Monday, October 6, 2014

David Rothenberg Jams with Whales

The NYTimes:
In case you are doubtful about all this I can assure you: whales do really sing, but not always the way you might imagine. There’s much more than high, plaintive cries — there are grunts, squeaks, beats, cool noises that can sound more electronic than melodic, a full range of the kinds of crazy sounds that humans can call music today. Although we think we are always pushing the boundaries of what counts as music, humpback whales have been doing it for millions of years.

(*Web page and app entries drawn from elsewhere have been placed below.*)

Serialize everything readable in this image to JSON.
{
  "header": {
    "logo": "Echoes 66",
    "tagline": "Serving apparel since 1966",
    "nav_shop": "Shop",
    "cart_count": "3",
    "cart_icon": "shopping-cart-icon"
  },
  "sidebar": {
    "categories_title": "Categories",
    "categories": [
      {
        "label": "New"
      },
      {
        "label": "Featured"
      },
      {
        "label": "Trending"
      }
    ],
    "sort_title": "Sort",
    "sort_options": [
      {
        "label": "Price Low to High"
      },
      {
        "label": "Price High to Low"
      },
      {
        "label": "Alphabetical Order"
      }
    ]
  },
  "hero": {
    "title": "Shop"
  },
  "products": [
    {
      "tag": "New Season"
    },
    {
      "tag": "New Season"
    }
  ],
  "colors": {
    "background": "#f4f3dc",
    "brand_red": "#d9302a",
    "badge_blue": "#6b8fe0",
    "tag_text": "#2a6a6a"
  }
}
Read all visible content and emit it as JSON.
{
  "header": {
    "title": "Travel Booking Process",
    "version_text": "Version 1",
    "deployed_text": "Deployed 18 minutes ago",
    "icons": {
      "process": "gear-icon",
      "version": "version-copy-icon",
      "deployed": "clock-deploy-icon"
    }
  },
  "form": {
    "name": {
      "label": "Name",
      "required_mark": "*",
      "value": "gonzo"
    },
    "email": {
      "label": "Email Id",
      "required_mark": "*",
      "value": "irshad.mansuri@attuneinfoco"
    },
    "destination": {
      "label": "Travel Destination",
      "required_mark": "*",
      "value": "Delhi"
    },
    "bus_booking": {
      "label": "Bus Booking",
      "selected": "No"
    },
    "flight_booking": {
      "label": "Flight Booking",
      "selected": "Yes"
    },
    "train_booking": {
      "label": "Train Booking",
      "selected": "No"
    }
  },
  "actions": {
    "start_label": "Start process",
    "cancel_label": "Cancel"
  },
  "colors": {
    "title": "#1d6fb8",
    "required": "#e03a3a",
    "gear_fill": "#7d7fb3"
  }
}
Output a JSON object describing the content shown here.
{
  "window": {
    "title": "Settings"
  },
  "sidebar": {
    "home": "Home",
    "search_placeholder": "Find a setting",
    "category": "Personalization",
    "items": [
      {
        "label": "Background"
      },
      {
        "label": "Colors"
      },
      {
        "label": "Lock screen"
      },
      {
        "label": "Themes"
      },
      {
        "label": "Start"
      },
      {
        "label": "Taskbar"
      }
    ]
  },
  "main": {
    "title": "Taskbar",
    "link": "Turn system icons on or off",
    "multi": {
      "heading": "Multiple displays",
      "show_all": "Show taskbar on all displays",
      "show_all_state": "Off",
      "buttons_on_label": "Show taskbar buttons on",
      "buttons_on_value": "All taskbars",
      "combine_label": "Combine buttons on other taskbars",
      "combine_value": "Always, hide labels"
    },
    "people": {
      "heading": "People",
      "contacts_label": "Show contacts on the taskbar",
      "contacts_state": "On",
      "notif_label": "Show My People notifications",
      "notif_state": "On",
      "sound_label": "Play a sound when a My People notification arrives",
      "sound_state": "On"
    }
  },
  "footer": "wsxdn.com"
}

Most times when I drop my microphone and speaker underwater to play with the whales, I feel awfully lonely. There I am, making a strange sound and sending it out underwater, just hoping a whale might connect what he sings to what I’m playing. Often they just ignore me, but in the best of moments, and such a moment is just as rare as playing along with human musicians, some real contact may happen. Here’s an example of one of my favorite such moments, from my CD “Whale Music” and my book “Thousand Mile Song”:
You'll have to go to the Times to listen. (BTW, Rothenberg plays clarinet.)

No comments:

Post a Comment